- Exercise
What you return must match the records below exactly, apart from the omitted pictures.

- Exercise data
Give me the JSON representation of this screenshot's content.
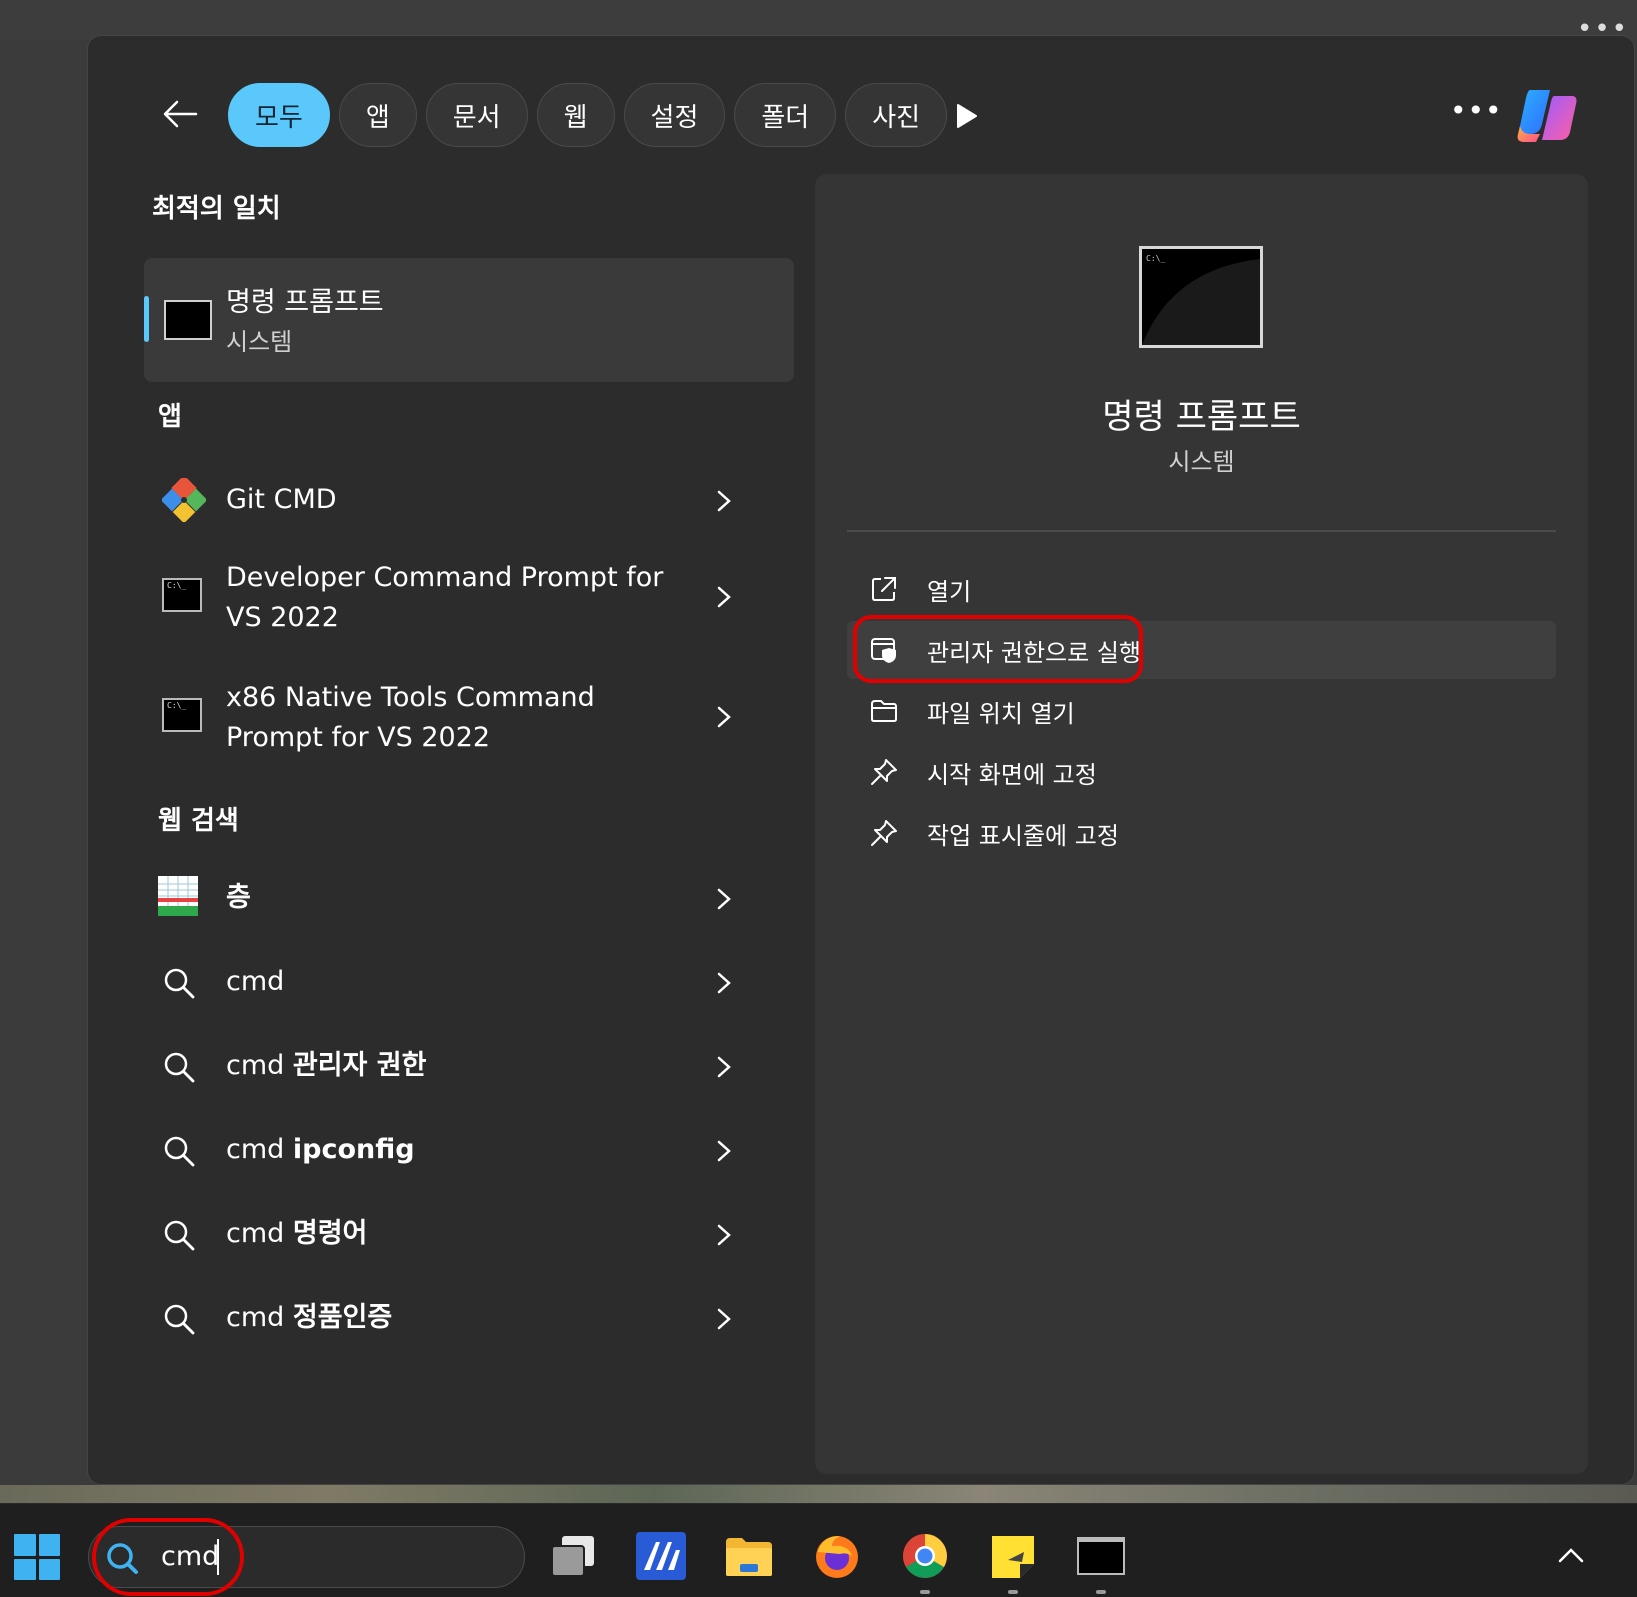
{
  "filters": {
    "chips": [
      "모두",
      "앱",
      "문서",
      "웹",
      "설정",
      "폴더",
      "사진"
    ],
    "active": "모두"
  },
  "colors": {
    "accent": "#5ac8fa",
    "annotation": "#e00000",
    "panel": "#2c2c2c"
  },
  "best_match": {
    "title": "최적의 일치",
    "name": "명령 프롬프트",
    "type": "시스템"
  },
  "apps": {
    "title": "앱",
    "items": [
      {
        "label": "Git CMD",
        "icon": "git-icon"
      },
      {
        "label_line1": "Developer Command Prompt for",
        "label_line2": "VS 2022",
        "icon": "terminal-icon"
      },
      {
        "label_line1": "x86 Native Tools Command",
        "label_line2": "Prompt for VS 2022",
        "icon": "terminal-icon"
      }
    ]
  },
  "web": {
    "title": "웹 검색",
    "items": [
      {
        "prefix": "",
        "bold": "층",
        "icon": "web-result-thumbnail"
      },
      {
        "prefix": "cmd",
        "bold": "",
        "icon": "search-icon"
      },
      {
        "prefix": "cmd ",
        "bold": "관리자 권한",
        "icon": "search-icon"
      },
      {
        "prefix": "cmd ",
        "bold": "ipconfig",
        "icon": "search-icon"
      },
      {
        "prefix": "cmd ",
        "bold": "명령어",
        "icon": "search-icon"
      },
      {
        "prefix": "cmd ",
        "bold": "정품인증",
        "icon": "search-icon"
      }
    ]
  },
  "detail": {
    "name": "명령 프롬프트",
    "type": "시스템",
    "actions": [
      {
        "label": "열기",
        "icon": "open-external-icon"
      },
      {
        "label": "관리자 권한으로 실행",
        "icon": "shield-icon"
      },
      {
        "label": "파일 위치 열기",
        "icon": "folder-icon"
      },
      {
        "label": "시작 화면에 고정",
        "icon": "pin-icon"
      },
      {
        "label": "작업 표시줄에 고정",
        "icon": "pin-icon"
      }
    ]
  },
  "taskbar": {
    "search_text": "cmd"
  }
}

- Problem solution
Give me the JSON representation of this screenshot's content.
{
  "filters": {
    "chips": [
      "모두",
      "앱",
      "문서",
      "웹",
      "설정",
      "폴더",
      "사진"
    ],
    "active": "모두"
  },
  "colors": {
    "accent": "#5ac8fa",
    "annotation": "#e00000",
    "panel": "#2c2c2c"
  },
  "best_match": {
    "title": "최적의 일치",
    "name": "명령 프롬프트",
    "type": "시스템"
  },
  "apps": {
    "title": "앱",
    "items": [
      {
        "label": "Git CMD",
        "icon": "git-icon"
      },
      {
        "label_line1": "Developer Command Prompt for",
        "label_line2": "VS 2022",
        "icon": "terminal-icon"
      },
      {
        "label_line1": "x86 Native Tools Command",
        "label_line2": "Prompt for VS 2022",
        "icon": "terminal-icon"
      }
    ]
  },
  "web": {
    "title": "웹 검색",
    "items": [
      {
        "prefix": "",
        "bold": "층",
        "icon": "web-result-thumbnail"
      },
      {
        "prefix": "cmd",
        "bold": "",
        "icon": "search-icon"
      },
      {
        "prefix": "cmd ",
        "bold": "관리자 권한",
        "icon": "search-icon"
      },
      {
        "prefix": "cmd ",
        "bold": "ipconfig",
        "icon": "search-icon"
      },
      {
        "prefix": "cmd ",
        "bold": "명령어",
        "icon": "search-icon"
      },
      {
        "prefix": "cmd ",
        "bold": "정품인증",
        "icon": "search-icon"
      }
    ]
  },
  "detail": {
    "name": "명령 프롬프트",
    "type": "시스템",
    "actions": [
      {
        "label": "열기",
        "icon": "open-external-icon"
      },
      {
        "label": "관리자 권한으로 실행",
        "icon": "shield-icon"
      },
      {
        "label": "파일 위치 열기",
        "icon": "folder-icon"
      },
      {
        "label": "시작 화면에 고정",
        "icon": "pin-icon"
      },
      {
        "label": "작업 표시줄에 고정",
        "icon": "pin-icon"
      }
    ]
  },
  "taskbar": {
    "search_text": "cmd"
  }
}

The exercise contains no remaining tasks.